Cameron asked the panelists how strengthening human rights could help build climate resilience. Thomas shared that we need to take a rights-based approach to thinking about climate change. Instead of focusing on hard infrastructure, we should focus on human vulnerabilities. Cameron added that 90 percent of the victims killed by the typhoon in Bangladesh were women. Reasons may include that the women were not taught to swim or could not leave their house without a man, or other reasons. Thomas emphasized that if we focus on identifying the most vulnerable people, we can create more resilient societies.
During the Q&A session, an audience member asked how companies can contribute to climate resiliency. Cameron said that IKEA has donated more to the Philippines for typhoon relief than China has. Information communications and technology (ICT) companies are providing mobile communications to farmers in India so they know when to sow and reap. Thomas added that electric companies are providing generators after a disaster. However, she emphasized that the most important things companies can do is to engage with the people in the communities where they operate.
Another audience member, Ben Ratner from Environmental Defense Fund, asked whether there are any tips or tricks that participants can bring back to their boards to advocate for action on climate change. Cameron recommended using a human rights approach to address climate change risks because companies see women as part of their customer base. He cited HERproject as an example. And while HERproject is not about climate change, it is about providing health and nutrition information to women, and it empowers them with tools that increase their resiliency. Taillant added that companies can look past CO2 and address short-life climate pollutants that also have a large effect on climate change. Decreasing pollutants like methane, HFCs, black carbon, emissions from diesel engines, refrigerants, among others would provide immediate impact. For example, The Coca-Cola Company and PepsiCo are replacing their refrigerants with alternatives that have lower global warming impacts.

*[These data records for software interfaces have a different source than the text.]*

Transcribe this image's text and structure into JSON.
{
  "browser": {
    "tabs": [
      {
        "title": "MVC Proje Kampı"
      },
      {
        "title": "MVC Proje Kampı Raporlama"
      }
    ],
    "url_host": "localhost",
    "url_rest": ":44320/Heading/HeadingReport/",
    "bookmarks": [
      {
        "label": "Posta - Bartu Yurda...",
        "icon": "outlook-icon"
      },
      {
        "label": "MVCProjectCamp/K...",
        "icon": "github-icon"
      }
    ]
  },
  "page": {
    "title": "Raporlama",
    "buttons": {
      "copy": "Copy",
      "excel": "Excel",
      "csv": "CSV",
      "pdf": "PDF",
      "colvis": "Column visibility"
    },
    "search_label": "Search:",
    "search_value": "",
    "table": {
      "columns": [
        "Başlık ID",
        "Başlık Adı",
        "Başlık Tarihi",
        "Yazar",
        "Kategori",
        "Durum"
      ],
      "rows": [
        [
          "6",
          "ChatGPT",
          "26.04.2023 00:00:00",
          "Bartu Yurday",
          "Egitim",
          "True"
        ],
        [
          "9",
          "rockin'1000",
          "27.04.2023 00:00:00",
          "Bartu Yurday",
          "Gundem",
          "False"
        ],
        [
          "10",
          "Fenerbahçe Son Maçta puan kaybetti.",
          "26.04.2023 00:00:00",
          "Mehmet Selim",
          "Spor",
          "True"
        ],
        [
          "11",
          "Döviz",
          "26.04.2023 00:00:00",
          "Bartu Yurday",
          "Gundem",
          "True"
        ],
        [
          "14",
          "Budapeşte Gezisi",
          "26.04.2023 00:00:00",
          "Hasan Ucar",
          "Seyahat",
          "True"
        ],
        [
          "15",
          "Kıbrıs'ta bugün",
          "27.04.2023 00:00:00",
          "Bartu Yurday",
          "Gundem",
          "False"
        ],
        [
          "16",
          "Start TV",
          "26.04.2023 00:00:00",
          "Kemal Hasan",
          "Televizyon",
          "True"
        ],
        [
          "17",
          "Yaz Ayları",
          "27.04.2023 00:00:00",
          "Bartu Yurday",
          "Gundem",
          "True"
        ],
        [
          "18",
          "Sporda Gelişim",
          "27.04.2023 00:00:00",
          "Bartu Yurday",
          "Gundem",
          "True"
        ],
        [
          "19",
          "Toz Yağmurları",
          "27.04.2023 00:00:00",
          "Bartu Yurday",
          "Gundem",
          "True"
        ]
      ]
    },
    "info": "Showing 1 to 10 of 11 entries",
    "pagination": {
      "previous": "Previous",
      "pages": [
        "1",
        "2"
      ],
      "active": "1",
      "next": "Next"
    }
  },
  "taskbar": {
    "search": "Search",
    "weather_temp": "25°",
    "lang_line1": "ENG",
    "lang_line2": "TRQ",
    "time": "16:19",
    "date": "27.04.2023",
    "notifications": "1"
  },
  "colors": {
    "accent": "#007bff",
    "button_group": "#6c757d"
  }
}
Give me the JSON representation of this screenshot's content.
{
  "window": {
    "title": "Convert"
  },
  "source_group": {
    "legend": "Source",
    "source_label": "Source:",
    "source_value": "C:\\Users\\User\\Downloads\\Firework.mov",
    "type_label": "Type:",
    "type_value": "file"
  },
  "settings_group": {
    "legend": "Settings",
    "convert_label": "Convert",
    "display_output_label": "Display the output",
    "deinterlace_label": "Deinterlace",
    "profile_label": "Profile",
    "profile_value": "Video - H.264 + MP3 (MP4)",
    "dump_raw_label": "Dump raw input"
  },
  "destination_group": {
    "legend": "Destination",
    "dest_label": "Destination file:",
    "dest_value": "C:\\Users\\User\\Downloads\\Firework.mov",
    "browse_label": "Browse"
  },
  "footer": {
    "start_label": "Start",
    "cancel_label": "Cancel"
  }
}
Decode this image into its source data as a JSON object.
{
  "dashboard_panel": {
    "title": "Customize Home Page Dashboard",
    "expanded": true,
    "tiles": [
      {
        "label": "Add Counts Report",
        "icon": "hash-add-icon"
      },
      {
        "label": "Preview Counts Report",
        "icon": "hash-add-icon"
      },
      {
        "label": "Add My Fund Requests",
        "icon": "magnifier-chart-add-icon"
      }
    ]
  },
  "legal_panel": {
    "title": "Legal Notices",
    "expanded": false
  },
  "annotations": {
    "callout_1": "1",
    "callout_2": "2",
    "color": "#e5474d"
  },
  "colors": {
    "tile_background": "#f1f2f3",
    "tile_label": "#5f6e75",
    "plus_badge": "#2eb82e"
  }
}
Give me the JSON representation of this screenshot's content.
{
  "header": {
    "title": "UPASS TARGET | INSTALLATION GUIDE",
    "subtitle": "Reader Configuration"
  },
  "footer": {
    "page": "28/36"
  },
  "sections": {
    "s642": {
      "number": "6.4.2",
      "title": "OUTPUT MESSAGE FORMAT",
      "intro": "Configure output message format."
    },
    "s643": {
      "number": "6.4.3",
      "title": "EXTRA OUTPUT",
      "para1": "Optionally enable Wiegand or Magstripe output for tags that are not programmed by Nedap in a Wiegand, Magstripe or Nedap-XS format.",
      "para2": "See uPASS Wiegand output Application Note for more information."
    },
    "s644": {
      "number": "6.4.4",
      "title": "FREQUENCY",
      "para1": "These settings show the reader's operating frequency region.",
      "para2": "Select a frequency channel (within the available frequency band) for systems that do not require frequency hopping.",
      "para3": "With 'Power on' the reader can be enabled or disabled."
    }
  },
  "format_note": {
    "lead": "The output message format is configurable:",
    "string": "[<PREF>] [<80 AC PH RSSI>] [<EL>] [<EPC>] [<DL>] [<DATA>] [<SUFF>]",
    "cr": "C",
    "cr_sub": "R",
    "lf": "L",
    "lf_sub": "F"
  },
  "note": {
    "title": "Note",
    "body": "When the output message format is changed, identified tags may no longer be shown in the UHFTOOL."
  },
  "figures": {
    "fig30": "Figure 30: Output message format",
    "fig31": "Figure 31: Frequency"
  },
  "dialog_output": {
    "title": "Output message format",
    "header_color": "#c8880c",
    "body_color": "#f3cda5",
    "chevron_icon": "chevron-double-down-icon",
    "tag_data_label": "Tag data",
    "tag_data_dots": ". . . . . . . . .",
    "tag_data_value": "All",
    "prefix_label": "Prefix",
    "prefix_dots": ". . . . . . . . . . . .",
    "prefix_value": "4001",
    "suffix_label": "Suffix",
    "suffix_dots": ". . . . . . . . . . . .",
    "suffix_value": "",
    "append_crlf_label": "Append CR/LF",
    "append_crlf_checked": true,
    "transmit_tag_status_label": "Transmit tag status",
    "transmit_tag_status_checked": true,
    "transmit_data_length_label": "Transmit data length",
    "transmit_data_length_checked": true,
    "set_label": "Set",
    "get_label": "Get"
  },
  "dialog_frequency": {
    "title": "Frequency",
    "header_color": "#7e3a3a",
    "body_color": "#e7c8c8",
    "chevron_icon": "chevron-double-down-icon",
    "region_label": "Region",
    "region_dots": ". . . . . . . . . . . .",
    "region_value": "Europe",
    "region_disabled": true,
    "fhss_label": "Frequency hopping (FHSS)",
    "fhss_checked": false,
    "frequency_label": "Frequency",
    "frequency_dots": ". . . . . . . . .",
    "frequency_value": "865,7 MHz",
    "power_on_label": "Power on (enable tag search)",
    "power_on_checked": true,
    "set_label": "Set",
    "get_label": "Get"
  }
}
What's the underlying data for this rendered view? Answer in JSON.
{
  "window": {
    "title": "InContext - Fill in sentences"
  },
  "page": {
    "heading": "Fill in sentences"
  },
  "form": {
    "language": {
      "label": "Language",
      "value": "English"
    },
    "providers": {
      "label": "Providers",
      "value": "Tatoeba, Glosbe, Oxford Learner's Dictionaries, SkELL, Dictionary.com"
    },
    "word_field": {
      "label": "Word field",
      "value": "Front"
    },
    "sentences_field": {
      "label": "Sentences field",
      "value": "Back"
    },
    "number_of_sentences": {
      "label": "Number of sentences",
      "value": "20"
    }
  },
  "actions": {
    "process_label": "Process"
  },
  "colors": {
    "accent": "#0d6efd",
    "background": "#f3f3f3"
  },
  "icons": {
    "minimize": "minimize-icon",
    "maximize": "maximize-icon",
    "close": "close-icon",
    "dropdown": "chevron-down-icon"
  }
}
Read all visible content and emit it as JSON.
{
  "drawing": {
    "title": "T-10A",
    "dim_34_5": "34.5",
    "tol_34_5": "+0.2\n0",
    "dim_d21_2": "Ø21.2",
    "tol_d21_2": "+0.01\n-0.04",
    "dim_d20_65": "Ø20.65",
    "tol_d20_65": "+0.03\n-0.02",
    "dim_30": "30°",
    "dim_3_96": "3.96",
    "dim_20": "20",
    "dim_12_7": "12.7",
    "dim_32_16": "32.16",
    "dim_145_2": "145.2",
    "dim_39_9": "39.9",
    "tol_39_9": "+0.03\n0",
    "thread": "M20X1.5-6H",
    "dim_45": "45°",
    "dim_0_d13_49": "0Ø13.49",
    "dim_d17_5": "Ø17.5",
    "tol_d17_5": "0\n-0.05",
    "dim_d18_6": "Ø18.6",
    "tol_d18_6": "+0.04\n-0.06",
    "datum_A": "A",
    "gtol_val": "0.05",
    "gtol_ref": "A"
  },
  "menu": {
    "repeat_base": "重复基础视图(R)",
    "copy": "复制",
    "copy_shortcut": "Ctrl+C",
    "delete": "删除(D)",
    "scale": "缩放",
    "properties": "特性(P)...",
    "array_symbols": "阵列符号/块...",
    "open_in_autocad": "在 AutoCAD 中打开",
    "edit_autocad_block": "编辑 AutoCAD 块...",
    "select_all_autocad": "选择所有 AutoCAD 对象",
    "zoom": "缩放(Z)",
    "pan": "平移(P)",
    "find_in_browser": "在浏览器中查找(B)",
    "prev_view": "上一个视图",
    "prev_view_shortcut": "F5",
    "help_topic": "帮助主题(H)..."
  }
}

To conclude, Cameron asked the participants to share one parting takeaway for the audience. Jørgensen said that companies should identify the most vulnerable community in their supply chain and try to make a difference for them. He added that even while we adapt to climate change, we should not lose focus on trying to solve the problem. Thomas said that we need to act now because the longer we wait, the harder it will be to manage the effects. Taillant said that we need leaders who are not afraid of risk and change. We know more or less what we need to do; we just need people to do it. Cameron urged all the participants to think about what they can do in their companies to provide agency to people around the globe affected by climate change, and to provide agency to leaders in companies who may not understand climate change, but do understand human rights.
November 5, 2014